Mobile, Fashion, Toilet and Net Neutrality – Haute Couture on the Chamber Pot
Haute Couture on the Chamber Pot
Last week, in an announcement that hasn’t yet garnered as much attention as I would expect, online fashion retailer Myntra announced that it would shutter its website and move instead to a mobile app-only model from the beginning of May. There were also some suggestions that Flipkart, India’s very own online megastore, which had acquired Myntra not too long ago may follow suit in the future. Both Myntra and Flipkart have already shut down mobile versions of their websites and instead direct users to their respective apps.
This move was supposedly prompted by research stating that the majority of product views and purchases on the website occurred on the app (read the report here) and has already garnered mixed reactions from various sections. What it also indicates, is a clear shift in the Internet and luxury spending habits of the Indian population. Because for all the battles between New York, Paris & Milan to become fashion capitals of the world, the real propagators of fashion (especially when it comes to volume rather than all the bespoke Oscar dresses Meryl Streep gets designed) are the retail outlets that actually display and make accessible the hot new designs of the season to the masses. In that vein, online fashion stores like Myntra have carved out their own space in the market, with aggressive pricing, doorstep delivery and many other attractive enticements.

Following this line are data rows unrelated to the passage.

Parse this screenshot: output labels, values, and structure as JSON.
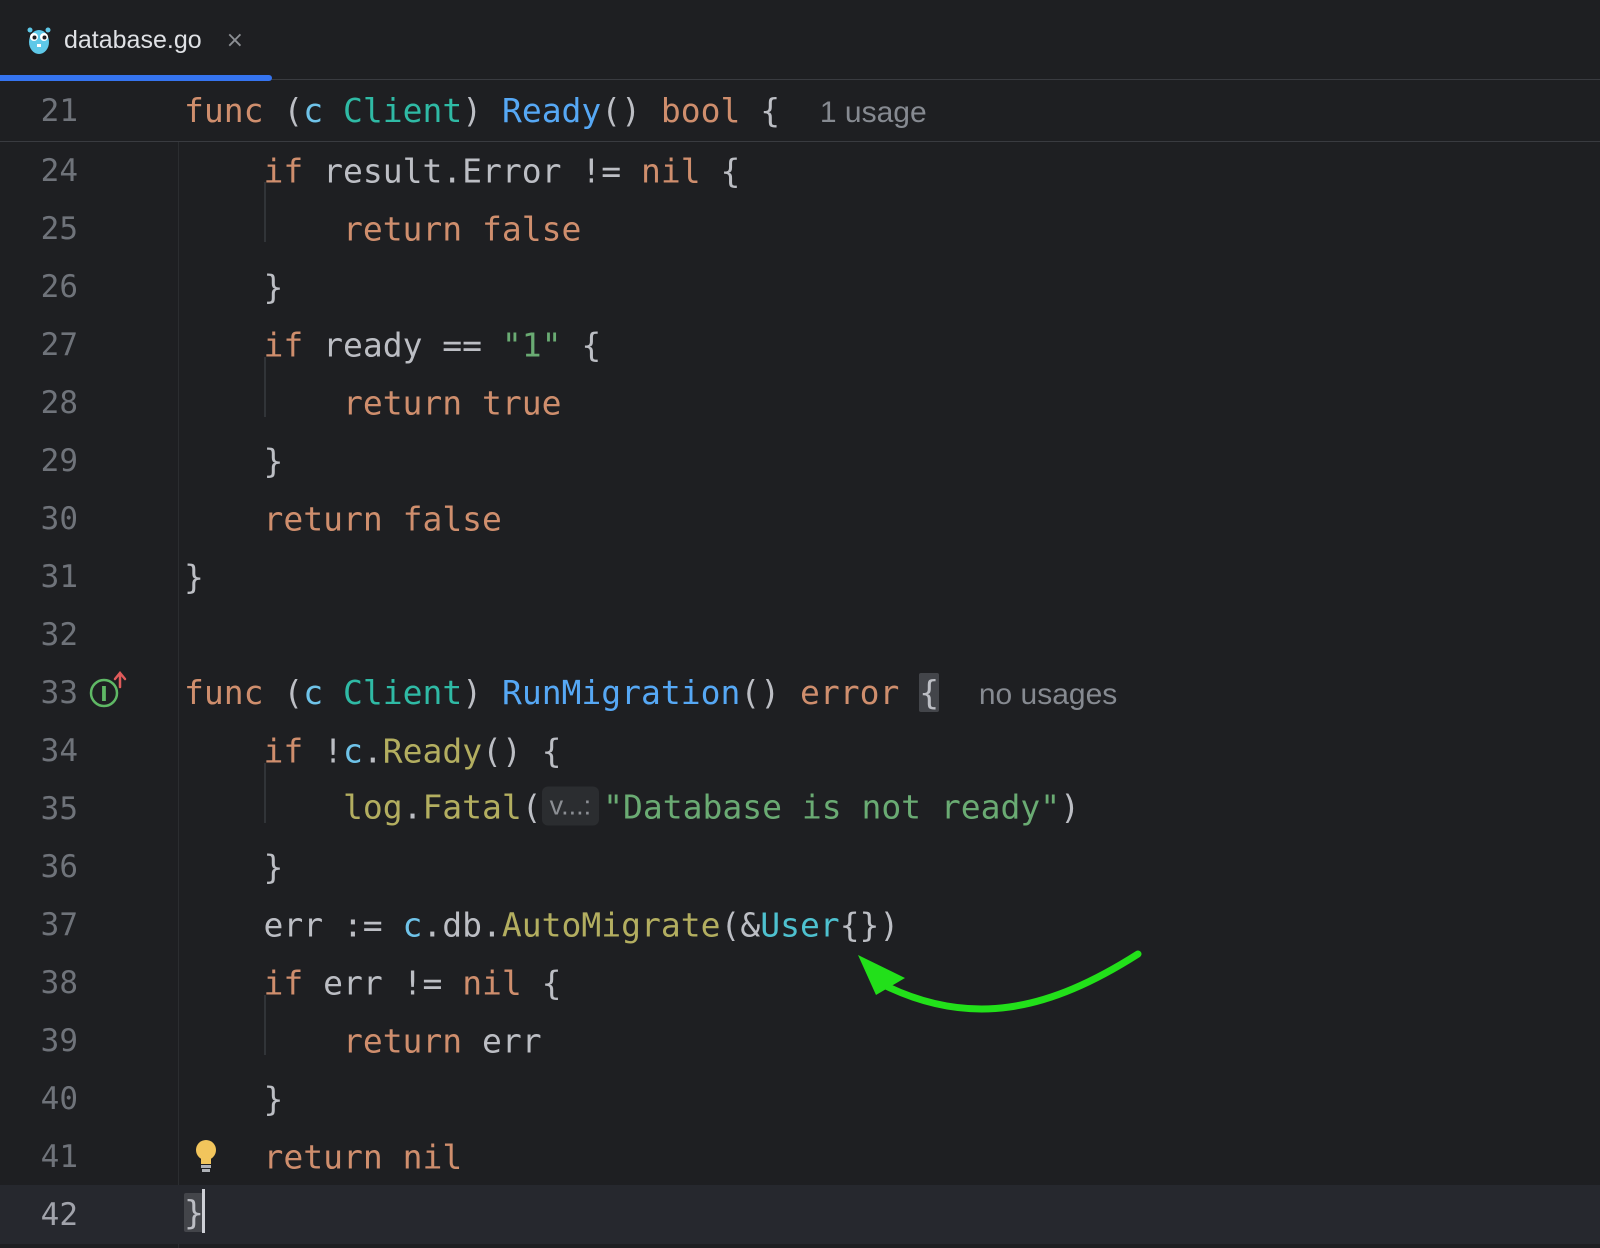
{
  "tab": {
    "filename": "database.go",
    "close_glyph": "×",
    "icon": "gopher-icon"
  },
  "sticky": {
    "number": "21",
    "tokens": [
      {
        "t": "func",
        "c": "kw"
      },
      {
        "t": " ("
      },
      {
        "t": "c",
        "c": "rcv"
      },
      {
        "t": " "
      },
      {
        "t": "Client",
        "c": "ty"
      },
      {
        "t": ") "
      },
      {
        "t": "Ready",
        "c": "fn"
      },
      {
        "t": "() "
      },
      {
        "t": "bool",
        "c": "kw"
      },
      {
        "t": " {  "
      },
      {
        "t": "1 usage",
        "c": "hint"
      }
    ]
  },
  "lines": [
    {
      "n": "24",
      "tokens": [
        {
          "t": "    "
        },
        {
          "t": "if",
          "c": "kw"
        },
        {
          "t": " result.Error != "
        },
        {
          "t": "nil",
          "c": "kw"
        },
        {
          "t": " {"
        }
      ]
    },
    {
      "n": "25",
      "tokens": [
        {
          "t": "        "
        },
        {
          "t": "return",
          "c": "kw"
        },
        {
          "t": " "
        },
        {
          "t": "false",
          "c": "kw"
        }
      ]
    },
    {
      "n": "26",
      "tokens": [
        {
          "t": "    }"
        }
      ]
    },
    {
      "n": "27",
      "tokens": [
        {
          "t": "    "
        },
        {
          "t": "if",
          "c": "kw"
        },
        {
          "t": " ready == "
        },
        {
          "t": "\"1\"",
          "c": "str"
        },
        {
          "t": " {"
        }
      ]
    },
    {
      "n": "28",
      "tokens": [
        {
          "t": "        "
        },
        {
          "t": "return",
          "c": "kw"
        },
        {
          "t": " "
        },
        {
          "t": "true",
          "c": "kw"
        }
      ]
    },
    {
      "n": "29",
      "tokens": [
        {
          "t": "    }"
        }
      ]
    },
    {
      "n": "30",
      "tokens": [
        {
          "t": "    "
        },
        {
          "t": "return",
          "c": "kw"
        },
        {
          "t": " "
        },
        {
          "t": "false",
          "c": "kw"
        }
      ]
    },
    {
      "n": "31",
      "tokens": [
        {
          "t": "}"
        }
      ]
    },
    {
      "n": "32",
      "tokens": []
    },
    {
      "n": "33",
      "icon": "implements-interface-icon",
      "tokens": [
        {
          "t": "func",
          "c": "kw"
        },
        {
          "t": " ("
        },
        {
          "t": "c",
          "c": "rcv"
        },
        {
          "t": " "
        },
        {
          "t": "Client",
          "c": "ty"
        },
        {
          "t": ") "
        },
        {
          "t": "RunMigration",
          "c": "fn"
        },
        {
          "t": "() "
        },
        {
          "t": "error",
          "c": "kw"
        },
        {
          "t": " "
        },
        {
          "t": "{",
          "c": "brace-hl"
        },
        {
          "t": "  "
        },
        {
          "t": "no usages",
          "c": "hint"
        }
      ]
    },
    {
      "n": "34",
      "tokens": [
        {
          "t": "    "
        },
        {
          "t": "if",
          "c": "kw"
        },
        {
          "t": " !"
        },
        {
          "t": "c",
          "c": "rcv"
        },
        {
          "t": "."
        },
        {
          "t": "Ready",
          "c": "call"
        },
        {
          "t": "() {"
        }
      ]
    },
    {
      "n": "35",
      "tokens": [
        {
          "t": "        "
        },
        {
          "t": "log",
          "c": "call"
        },
        {
          "t": "."
        },
        {
          "t": "Fatal",
          "c": "call"
        },
        {
          "t": "("
        },
        {
          "t": "v...:",
          "c": "param-hint"
        },
        {
          "t": "\"Database is not ready\"",
          "c": "str"
        },
        {
          "t": ")"
        }
      ]
    },
    {
      "n": "36",
      "tokens": [
        {
          "t": "    }"
        }
      ]
    },
    {
      "n": "37",
      "tokens": [
        {
          "t": "    err := "
        },
        {
          "t": "c",
          "c": "rcv"
        },
        {
          "t": ".db."
        },
        {
          "t": "AutoMigrate",
          "c": "call"
        },
        {
          "t": "(&"
        },
        {
          "t": "User",
          "c": "struct"
        },
        {
          "t": "{})"
        }
      ]
    },
    {
      "n": "38",
      "tokens": [
        {
          "t": "    "
        },
        {
          "t": "if",
          "c": "kw"
        },
        {
          "t": " err != "
        },
        {
          "t": "nil",
          "c": "kw"
        },
        {
          "t": " {"
        }
      ]
    },
    {
      "n": "39",
      "tokens": [
        {
          "t": "        "
        },
        {
          "t": "return",
          "c": "kw"
        },
        {
          "t": " err"
        }
      ]
    },
    {
      "n": "40",
      "tokens": [
        {
          "t": "    }"
        }
      ]
    },
    {
      "n": "41",
      "icon": "lightbulb-icon",
      "tokens": [
        {
          "t": "    "
        },
        {
          "t": "return",
          "c": "kw"
        },
        {
          "t": " "
        },
        {
          "t": "nil",
          "c": "kw"
        }
      ]
    },
    {
      "n": "42",
      "current": true,
      "caret": true,
      "tokens": [
        {
          "t": "}",
          "c": "brace-hl"
        }
      ]
    }
  ],
  "annotation": {
    "icon": "green-arrow-icon",
    "color": "#22e01a"
  }
}
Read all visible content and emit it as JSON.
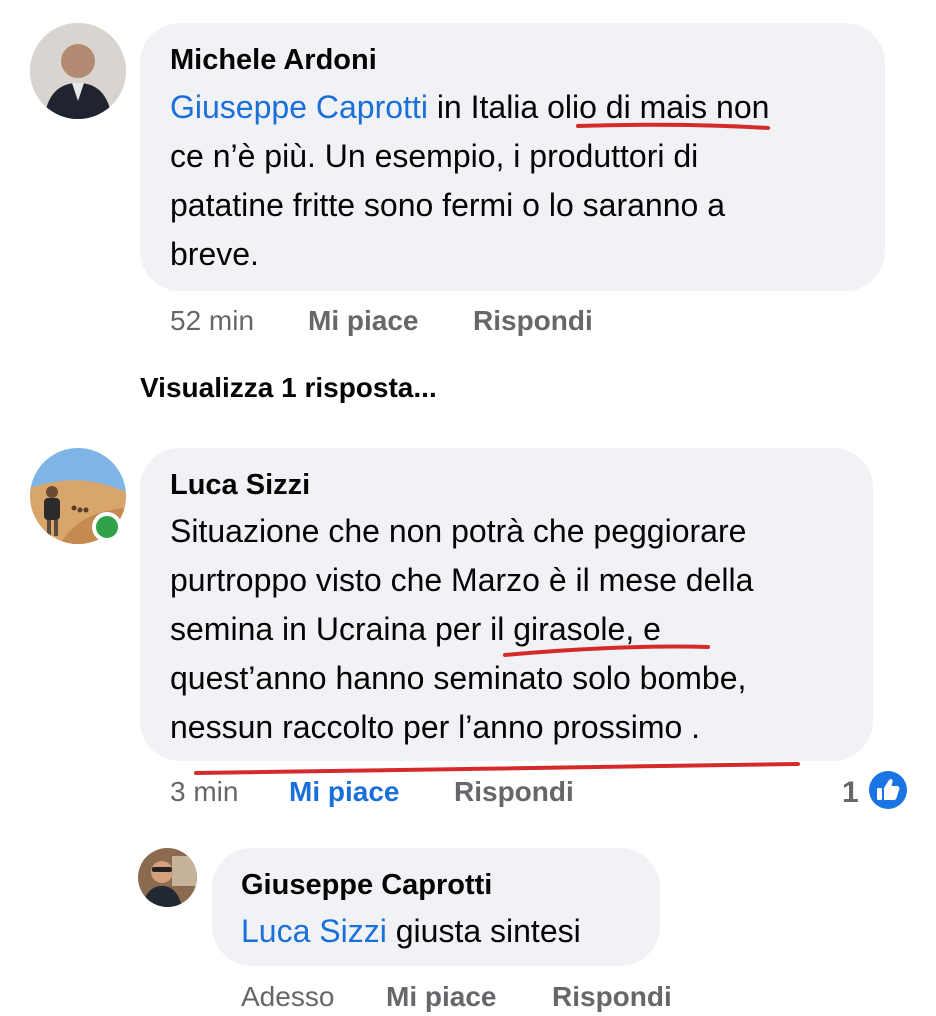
{
  "comments": [
    {
      "author": "Michele Ardoni",
      "mention": "Giuseppe Caprotti",
      "text_lines": [
        " in Italia olio di mais non",
        "ce n’è più. Un esempio, i produttori di",
        "patatine fritte sono fermi o lo saranno a",
        "breve."
      ],
      "time": "52 min",
      "like_label": "Mi piace",
      "reply_label": "Rispondi"
    },
    {
      "view_replies": "Visualizza 1 risposta..."
    },
    {
      "author": "Luca Sizzi",
      "text_lines": [
        "Situazione che non potrà che peggiorare",
        "purtroppo visto che Marzo è il mese della",
        "semina in Ucraina per il girasole, e",
        "quest’anno hanno seminato solo bombe,",
        "nessun raccolto per l’anno prossimo ."
      ],
      "time": "3 min",
      "like_label": "Mi piace",
      "reply_label": "Rispondi",
      "reaction_count": "1",
      "online": true
    },
    {
      "author": "Giuseppe Caprotti",
      "mention": "Luca Sizzi",
      "text": " giusta sintesi",
      "time": "Adesso",
      "like_label": "Mi piace",
      "reply_label": "Rispondi"
    }
  ],
  "colors": {
    "bubble": "#f0f2f5",
    "mention": "#1b6fd8",
    "meta": "#65676b",
    "underline_annotation": "#d62a2a",
    "online_dot": "#31a24c"
  },
  "icons": [
    "like-thumb-icon",
    "online-status-icon"
  ]
}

What Myntra also clearly understood was that fashion is an impulse purchase. And with the ubiquitous smartphone now in the hands of every aspirational Indian, the window to entice them is that 5-something inch touchscreen.
Let’s take a moment here to reflect upon how our society has changed when it comes to killing time. Consider waiting at the bus stop or train station. With a few minutes to spare between getting our butts from point A to point B, humans traditionally looked to engage in brief activities to utilize that time. In the old days it could be human contact where people would just randomly talk to the fellow commuter next to them taking shelter from the elements, or try to read a few pages of their book in the case of bibliophiles (or introverts). Or people would light up, with those precious few drags of nicotine their fortification against the crazy day (and smoking could be a communal activity too). With the advent of cell phones, the activities changed to calling or texting. And now people bury their heads in their smartphones. The exponential increase in cigarette prices and anti-tobacco sentiment, coupled with cheap data rates in the country (at least till the telecom lobby has its way) suggests the trend might continue.
Another instance where people have a few minutes to spare with their cranial capacity completely unburdened is when they are on the pot. In fact, the magazines and newspapers that people used to carry to the loo have now been replaced by their cellphones.
And what e-tailers understand well is targeting users through that device which has become as important an appendage as any of our limbs. We’ve all taken our phones out of our pockets to see a discount on bath towels and baby-walkers being trumpeted by Amazon, Flipkart or a bunch of other vendors. And for the 8 times we curse them for wasting our time, there are 2 times when we actually browse the ludicrously insane discounts on offer. And that’s when they have us.
Without looking at cumbersome statistics about turnover and market share, we know that there a few large players in the e-commerce/mobile-commerce segment and a number of smaller players that focus on a restricted number of categories or more niche segments. This is where the beauty of market forces favor the consumer, with the large players able to take hits on their profit margins to retain their customers because they are afraid of the newer, more nimble and niche up & comers snagging their client base. If you feel the designs on Myntra or Jabong are too conventional or pricey, you can turn to a number of smaller alternatives like Koovs, Miracas, Yepme or whatnot to hunt for something more off-beat or cheaper. Not just that, the segment has seen some really interesting metamorphoses in recent times, with real estate moguls selling their property on Snapdeal or with services like Paytm starting off as providing cellphone recharges before branching out into more conventional categories.
All that may soon be about to change though, if services like Airtel Zero are introduced. There has already been a lot of flak being directed at Airtel for introducing it and Flipkart for allegedly tying up with it (read how angry Redditors downvoted Airtel & Flipkart apps here). The argument certainly makes sense. If service A is free to use, users would certainly not want to pay to access service B which may give them a few more options but basically serves the same purpose. So if the established players pay telecom companies to provide access to their services for free, they will eventually build a monopoly (or a cartel) which will leave no space for the smaller entities to function, and once all competition is weeded out, these giants will be enjoy a huge say in deciding prices.
So we now find ourselves at a rather interesting and potentially worrisome juncture. We as customers have been spoilt silly with the plethora of choices at our disposal, but that may change. We’ve become used to the hottest new trends being available to us at a touch, but there may be a long Fall ahead, with the colors of Spring only a distant hope.
Nadeem just completed his MBA & is currently enjoying a lazy vacation before becoming tied up with corporate drudgery and spends most of his days with a book in one hand, a cup of coffee in the other and chocolate wrappers all around.
You can read more of his work at nadeemraj.insideiim.com
He’s an amateur storyteller at 42shadesoctarine.wordpress.com